These last two days we have been working on a project that we had kept in mind for some time, which is no other thing that to make a cooling tower for a Wasteland nuclear power plant. First thing was to find a flowerpot with the adequate curve and size: the one we chose has a great curved shape and some horizontal stripes that seem great to represent the concrete formwork, but we reckon that it is somehow small. Anyway, if you wanted to make one of those cooling chimneys to scale it would occupy almost all the gaming table (I think it would need to be about 32″ in diameter, and the one we bought is about 10″), and besides, the smaller the easier to transport.
First step: buying the flowepot in a “one dollar shop” (3,50 euros)
Then, we have to cut a round wooden lid for the lower part, where the supporting beams will be.
Then it’s time to cut the supporting beams themselves, from a wooden rod 5 mm in diameter (we bought two of them, 0,75 euros each). ¿Length? To be able to put a miniature under the estructure, as it supposedly is an open space to go through, we chose to make them 2″ long.
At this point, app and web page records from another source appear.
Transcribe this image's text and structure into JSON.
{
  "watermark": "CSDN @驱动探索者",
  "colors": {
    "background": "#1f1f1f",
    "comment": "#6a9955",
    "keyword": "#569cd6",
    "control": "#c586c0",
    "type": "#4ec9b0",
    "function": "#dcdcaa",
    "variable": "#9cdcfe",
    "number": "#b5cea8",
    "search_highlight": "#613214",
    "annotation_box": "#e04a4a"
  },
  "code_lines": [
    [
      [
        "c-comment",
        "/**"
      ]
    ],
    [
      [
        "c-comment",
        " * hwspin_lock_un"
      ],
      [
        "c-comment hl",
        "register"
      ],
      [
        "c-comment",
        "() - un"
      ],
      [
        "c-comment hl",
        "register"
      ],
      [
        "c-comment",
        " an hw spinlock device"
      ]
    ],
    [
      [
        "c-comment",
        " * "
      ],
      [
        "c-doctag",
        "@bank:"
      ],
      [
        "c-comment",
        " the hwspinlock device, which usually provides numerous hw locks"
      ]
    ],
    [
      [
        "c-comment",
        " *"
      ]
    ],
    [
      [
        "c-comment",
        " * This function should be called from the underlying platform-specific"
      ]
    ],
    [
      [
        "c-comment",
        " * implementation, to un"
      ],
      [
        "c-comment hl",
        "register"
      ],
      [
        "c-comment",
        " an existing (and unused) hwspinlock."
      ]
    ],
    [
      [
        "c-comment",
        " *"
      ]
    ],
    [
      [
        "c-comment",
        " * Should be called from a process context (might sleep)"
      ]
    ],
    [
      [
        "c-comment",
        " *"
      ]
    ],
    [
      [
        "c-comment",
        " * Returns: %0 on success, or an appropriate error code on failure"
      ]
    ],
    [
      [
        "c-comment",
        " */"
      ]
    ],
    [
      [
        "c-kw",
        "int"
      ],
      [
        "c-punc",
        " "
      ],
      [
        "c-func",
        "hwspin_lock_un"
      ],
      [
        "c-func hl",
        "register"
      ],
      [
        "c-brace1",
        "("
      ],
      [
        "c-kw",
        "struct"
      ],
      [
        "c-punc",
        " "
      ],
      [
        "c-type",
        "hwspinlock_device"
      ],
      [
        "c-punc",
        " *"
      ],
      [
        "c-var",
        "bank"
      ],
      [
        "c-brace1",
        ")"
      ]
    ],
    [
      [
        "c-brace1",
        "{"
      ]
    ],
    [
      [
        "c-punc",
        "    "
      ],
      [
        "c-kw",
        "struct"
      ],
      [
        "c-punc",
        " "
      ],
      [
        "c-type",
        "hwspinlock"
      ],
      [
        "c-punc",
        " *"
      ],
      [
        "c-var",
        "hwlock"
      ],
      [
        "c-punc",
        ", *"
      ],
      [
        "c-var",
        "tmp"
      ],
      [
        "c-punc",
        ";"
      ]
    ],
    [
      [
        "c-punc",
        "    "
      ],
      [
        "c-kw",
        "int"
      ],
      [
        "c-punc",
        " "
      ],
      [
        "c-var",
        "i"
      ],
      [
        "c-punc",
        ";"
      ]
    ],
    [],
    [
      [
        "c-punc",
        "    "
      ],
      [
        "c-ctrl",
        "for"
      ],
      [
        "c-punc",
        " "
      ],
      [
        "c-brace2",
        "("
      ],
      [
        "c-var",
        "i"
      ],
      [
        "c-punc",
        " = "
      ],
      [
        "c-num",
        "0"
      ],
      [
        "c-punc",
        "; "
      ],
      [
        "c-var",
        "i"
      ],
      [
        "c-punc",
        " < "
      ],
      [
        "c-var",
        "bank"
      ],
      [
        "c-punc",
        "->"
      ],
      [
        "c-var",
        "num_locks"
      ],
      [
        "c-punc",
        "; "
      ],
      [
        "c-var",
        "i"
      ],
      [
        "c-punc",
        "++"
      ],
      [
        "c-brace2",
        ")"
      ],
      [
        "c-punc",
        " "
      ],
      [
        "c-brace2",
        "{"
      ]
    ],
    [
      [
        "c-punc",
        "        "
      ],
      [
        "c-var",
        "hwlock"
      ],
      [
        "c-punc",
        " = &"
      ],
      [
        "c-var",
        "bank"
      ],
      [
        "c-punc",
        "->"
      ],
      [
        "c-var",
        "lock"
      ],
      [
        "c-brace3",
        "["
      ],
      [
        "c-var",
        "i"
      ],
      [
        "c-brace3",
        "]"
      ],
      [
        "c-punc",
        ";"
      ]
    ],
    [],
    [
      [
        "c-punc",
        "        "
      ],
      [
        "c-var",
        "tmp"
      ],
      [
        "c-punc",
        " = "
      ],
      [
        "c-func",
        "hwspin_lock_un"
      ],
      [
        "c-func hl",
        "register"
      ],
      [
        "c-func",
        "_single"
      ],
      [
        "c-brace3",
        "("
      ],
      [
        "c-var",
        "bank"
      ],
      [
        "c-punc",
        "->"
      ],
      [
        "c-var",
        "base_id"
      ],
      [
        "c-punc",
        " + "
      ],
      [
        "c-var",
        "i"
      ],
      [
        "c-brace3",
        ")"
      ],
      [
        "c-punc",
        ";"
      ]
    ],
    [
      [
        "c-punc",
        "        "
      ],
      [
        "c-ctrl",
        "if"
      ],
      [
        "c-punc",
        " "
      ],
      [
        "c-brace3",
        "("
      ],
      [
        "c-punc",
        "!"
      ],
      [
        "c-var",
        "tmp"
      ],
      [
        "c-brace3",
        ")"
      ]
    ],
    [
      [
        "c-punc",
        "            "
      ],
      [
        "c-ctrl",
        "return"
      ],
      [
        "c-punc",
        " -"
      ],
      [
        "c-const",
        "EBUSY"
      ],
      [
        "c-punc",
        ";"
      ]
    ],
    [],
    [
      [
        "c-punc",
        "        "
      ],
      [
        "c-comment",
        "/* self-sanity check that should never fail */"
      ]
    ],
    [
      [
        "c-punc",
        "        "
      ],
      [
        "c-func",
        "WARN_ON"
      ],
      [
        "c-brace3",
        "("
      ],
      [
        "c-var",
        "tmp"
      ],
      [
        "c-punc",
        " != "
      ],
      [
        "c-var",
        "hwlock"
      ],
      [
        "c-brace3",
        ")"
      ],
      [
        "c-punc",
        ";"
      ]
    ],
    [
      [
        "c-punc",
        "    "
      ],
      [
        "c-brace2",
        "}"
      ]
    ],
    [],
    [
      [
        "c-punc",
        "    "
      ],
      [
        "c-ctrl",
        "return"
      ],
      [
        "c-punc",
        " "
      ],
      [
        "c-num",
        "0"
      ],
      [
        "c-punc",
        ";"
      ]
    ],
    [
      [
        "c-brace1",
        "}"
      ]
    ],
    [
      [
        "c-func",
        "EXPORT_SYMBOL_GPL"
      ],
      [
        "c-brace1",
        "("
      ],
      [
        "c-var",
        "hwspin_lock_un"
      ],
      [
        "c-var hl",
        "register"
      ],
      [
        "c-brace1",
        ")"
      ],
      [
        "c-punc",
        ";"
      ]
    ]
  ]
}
Once all the legs are cut, it is time to draw some radius across the lid to know where they should be.
We nail one small nail on the edge of each of the radius…
And we turn the lid around, so we can insert each beam in each of the nails, with a drop of wood glue to strengthen the union.
The lid with all eight supporting beams and the flowerpot on top of it. Here we must mention that we made less beams for the chimney than necessary, as it should have more of them and closer to each other (another one in between each pair), but we are not taking part in any architectural competition, so… It supports the weigth, which is all that matters.
But there are still missing the diagonal crosspieces that will strengthen the whole structure (and which are those the actual chimney really has). These are longer than the vertical ones, of about 3″ or 3″ 1/2 in length.
The lower structure, finished.
On the upper part we made a crumbling wall structure with Das Pronto modelling putty, above the flowerpot bottom, to gain some more height and hide the flowerpot bottom a bit.
With a hammer, a hobby cutter and a lot of care, we can make some damage on the surface of the chimney, such as a hole, scratchs or cracks that simulate structural damages.
And the first paint coat, in Vallejo’s Basalt Grey. Remember to paint the flowerpot bottom with Matt Black as well.
Drybrush in Vallejo’s Medium Grey and starting to soil the surface with washes.
The painting process is done, with another drybrush in Medium Grey and all the washes dried (Asurmen Blue, Athonian Camoshade, Reikland Fleshshade y Devlan Mud from Citadel). You can apply the washes as you like, representing mosh, general dirt, foul substantes spillage, or whatever.
A bit of detail: the iron rods of the internal frame exposed and twisted. With some simple paperclips 1 mm in diameter, cut and bent as we like, you can do them just perfectly. Das Pronto putty is soft enough that, even after drying, we can nail them easily.
Another detail bit: a couple of signs to put onto the legs of the structure.
And our project is finished, on the table among other scenery! It is, as we have already said, a bit small to be the cooling tower from a nuclear power plant, but it could be from another factory, such as a thermal power station.
To give the whole structure a better support and an extra touch of realism, you can add a CD plastic pack (in this case, we used a 25 discs pack) as part of the lower chimney facilities, where there are all kind of conductions, control rooms and maintenance accesses. You just have to paint it with the same colors as the rest of the chimney and add graffiti at will. You can also wear it down with green, brown and black washes, as well as modelling grass or moss.
Once under the chimney, among the supporting beams, the effect is much better and realistic.